* Directions for this task: Show every line of the data below that includes the word "JSON".

(Input records Opens)

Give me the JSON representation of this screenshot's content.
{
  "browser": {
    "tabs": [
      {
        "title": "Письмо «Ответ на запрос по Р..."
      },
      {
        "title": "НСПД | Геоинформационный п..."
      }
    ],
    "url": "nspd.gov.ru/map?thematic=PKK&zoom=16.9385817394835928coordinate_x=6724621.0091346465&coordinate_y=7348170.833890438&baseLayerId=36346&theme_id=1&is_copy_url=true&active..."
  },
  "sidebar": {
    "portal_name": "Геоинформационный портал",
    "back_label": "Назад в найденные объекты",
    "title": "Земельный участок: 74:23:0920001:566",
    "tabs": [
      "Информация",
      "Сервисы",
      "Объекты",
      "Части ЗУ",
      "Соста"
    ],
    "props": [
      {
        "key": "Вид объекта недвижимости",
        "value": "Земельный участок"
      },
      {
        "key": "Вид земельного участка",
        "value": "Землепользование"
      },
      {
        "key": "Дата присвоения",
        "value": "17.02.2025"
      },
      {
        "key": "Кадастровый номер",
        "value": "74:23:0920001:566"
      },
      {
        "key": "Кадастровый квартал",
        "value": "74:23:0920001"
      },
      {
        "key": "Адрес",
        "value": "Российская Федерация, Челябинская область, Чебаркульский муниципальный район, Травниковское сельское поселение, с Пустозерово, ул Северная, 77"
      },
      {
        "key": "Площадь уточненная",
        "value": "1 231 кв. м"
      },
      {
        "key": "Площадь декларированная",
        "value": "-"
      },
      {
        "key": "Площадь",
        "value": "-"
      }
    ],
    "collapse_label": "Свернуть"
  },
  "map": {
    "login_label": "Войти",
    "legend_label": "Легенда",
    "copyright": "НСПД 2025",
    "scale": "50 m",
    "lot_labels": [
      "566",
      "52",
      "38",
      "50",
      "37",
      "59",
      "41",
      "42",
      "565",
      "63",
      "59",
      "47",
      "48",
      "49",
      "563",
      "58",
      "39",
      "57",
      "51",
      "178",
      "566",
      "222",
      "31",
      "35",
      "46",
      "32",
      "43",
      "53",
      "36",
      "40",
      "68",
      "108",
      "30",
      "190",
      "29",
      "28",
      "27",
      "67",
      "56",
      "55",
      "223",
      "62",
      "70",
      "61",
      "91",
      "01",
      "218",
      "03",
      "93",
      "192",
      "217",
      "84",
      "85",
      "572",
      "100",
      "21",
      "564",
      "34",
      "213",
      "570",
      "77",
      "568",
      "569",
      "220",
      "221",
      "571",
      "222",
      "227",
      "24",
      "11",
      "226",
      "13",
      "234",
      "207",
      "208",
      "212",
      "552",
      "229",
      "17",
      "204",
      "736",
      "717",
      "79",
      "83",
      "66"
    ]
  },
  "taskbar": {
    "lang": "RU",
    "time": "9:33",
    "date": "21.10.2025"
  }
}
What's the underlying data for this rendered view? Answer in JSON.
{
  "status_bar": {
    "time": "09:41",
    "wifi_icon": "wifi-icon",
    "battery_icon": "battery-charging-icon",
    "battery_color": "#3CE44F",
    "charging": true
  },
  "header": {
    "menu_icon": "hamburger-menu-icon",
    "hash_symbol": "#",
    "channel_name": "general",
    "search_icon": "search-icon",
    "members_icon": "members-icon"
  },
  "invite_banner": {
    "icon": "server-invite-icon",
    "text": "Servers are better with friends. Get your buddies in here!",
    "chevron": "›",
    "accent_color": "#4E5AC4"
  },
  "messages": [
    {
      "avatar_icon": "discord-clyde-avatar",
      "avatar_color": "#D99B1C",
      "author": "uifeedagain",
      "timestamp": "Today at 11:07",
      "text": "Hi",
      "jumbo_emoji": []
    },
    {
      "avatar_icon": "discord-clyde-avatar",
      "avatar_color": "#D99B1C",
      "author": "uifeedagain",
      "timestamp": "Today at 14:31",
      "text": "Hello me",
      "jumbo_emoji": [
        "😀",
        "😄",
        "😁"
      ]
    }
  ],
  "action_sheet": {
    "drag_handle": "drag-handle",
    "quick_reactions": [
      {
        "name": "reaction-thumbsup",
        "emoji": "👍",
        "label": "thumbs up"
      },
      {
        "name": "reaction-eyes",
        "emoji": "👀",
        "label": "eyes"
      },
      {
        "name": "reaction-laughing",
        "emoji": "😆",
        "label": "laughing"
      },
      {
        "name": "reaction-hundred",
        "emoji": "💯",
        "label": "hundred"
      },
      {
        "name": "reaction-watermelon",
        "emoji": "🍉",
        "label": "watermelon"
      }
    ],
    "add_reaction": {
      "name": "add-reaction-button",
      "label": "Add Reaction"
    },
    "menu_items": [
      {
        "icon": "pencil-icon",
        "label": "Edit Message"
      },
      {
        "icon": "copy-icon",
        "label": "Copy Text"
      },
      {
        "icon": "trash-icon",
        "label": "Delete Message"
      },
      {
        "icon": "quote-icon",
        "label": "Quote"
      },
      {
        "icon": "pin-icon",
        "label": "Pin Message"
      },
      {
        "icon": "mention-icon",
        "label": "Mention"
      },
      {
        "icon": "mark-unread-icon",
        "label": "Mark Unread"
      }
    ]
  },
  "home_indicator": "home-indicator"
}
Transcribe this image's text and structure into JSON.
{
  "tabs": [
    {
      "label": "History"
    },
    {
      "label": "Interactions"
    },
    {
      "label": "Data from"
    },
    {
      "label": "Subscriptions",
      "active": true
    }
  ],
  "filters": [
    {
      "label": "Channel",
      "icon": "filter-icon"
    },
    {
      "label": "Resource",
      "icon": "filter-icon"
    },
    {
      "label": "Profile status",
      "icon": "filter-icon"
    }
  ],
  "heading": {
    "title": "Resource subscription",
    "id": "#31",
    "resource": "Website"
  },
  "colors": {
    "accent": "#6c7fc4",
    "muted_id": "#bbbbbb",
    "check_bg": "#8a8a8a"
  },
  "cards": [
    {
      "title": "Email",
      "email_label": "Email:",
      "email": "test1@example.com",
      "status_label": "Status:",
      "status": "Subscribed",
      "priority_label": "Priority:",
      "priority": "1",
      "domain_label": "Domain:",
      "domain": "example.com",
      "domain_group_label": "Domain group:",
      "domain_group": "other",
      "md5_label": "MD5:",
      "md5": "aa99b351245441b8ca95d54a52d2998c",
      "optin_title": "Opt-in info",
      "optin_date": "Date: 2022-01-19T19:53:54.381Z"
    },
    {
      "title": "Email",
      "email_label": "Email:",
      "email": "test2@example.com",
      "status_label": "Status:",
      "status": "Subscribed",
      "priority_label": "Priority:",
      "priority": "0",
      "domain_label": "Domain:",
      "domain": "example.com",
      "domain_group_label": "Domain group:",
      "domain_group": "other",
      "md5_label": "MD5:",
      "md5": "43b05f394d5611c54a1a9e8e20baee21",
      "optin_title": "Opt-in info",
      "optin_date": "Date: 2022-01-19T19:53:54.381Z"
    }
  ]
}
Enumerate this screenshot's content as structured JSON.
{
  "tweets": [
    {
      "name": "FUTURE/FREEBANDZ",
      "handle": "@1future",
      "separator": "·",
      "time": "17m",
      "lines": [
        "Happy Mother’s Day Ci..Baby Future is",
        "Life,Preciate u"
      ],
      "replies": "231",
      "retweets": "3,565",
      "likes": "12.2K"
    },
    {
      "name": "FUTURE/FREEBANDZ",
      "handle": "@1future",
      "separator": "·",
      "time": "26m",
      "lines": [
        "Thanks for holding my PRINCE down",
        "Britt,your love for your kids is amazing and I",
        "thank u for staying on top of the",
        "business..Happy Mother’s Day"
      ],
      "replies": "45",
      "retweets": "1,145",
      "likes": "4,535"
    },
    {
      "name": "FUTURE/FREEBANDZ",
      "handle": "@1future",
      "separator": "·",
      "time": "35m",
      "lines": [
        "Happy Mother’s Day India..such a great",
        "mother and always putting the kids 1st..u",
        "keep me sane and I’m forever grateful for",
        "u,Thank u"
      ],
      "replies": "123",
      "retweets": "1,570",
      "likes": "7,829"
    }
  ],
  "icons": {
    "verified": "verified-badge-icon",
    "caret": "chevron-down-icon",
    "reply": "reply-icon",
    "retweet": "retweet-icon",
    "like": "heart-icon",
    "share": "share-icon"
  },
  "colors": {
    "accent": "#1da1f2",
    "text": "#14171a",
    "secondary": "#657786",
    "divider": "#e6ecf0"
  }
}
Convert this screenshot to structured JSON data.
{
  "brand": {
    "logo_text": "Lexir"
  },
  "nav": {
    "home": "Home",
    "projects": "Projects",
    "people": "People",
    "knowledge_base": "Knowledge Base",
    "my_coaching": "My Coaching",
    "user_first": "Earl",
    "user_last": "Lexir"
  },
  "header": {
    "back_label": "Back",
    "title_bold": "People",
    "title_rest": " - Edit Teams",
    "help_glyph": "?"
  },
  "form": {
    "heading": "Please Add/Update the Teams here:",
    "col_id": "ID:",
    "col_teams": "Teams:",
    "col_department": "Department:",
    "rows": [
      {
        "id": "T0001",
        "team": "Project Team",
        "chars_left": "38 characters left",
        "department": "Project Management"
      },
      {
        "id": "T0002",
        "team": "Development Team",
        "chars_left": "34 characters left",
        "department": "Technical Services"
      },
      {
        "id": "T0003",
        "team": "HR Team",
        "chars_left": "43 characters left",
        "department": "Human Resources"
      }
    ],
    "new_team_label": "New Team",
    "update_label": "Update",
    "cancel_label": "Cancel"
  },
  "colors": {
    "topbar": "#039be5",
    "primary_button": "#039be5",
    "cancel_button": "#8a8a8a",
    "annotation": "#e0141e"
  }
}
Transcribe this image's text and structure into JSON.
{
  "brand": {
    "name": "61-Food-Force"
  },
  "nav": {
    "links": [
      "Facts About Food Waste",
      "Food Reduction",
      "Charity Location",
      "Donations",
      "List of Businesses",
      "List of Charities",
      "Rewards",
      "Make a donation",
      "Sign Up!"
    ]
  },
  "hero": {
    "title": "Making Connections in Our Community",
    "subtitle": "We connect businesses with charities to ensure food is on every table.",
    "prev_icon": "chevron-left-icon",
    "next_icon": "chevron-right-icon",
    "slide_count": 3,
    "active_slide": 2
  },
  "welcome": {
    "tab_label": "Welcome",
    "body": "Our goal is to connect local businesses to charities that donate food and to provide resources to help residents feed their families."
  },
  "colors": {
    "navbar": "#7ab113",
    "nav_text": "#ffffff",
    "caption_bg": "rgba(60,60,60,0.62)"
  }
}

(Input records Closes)

* Result of the exercise:
Give me the JSON representation of this screenshot's content.
What's the underlying data for this rendered view? Answer in JSON.
Transcribe this image's text and structure into JSON.
Enumerate this screenshot's content as structured JSON.
Convert this screenshot to structured JSON data.
Transcribe this image's text and structure into JSON.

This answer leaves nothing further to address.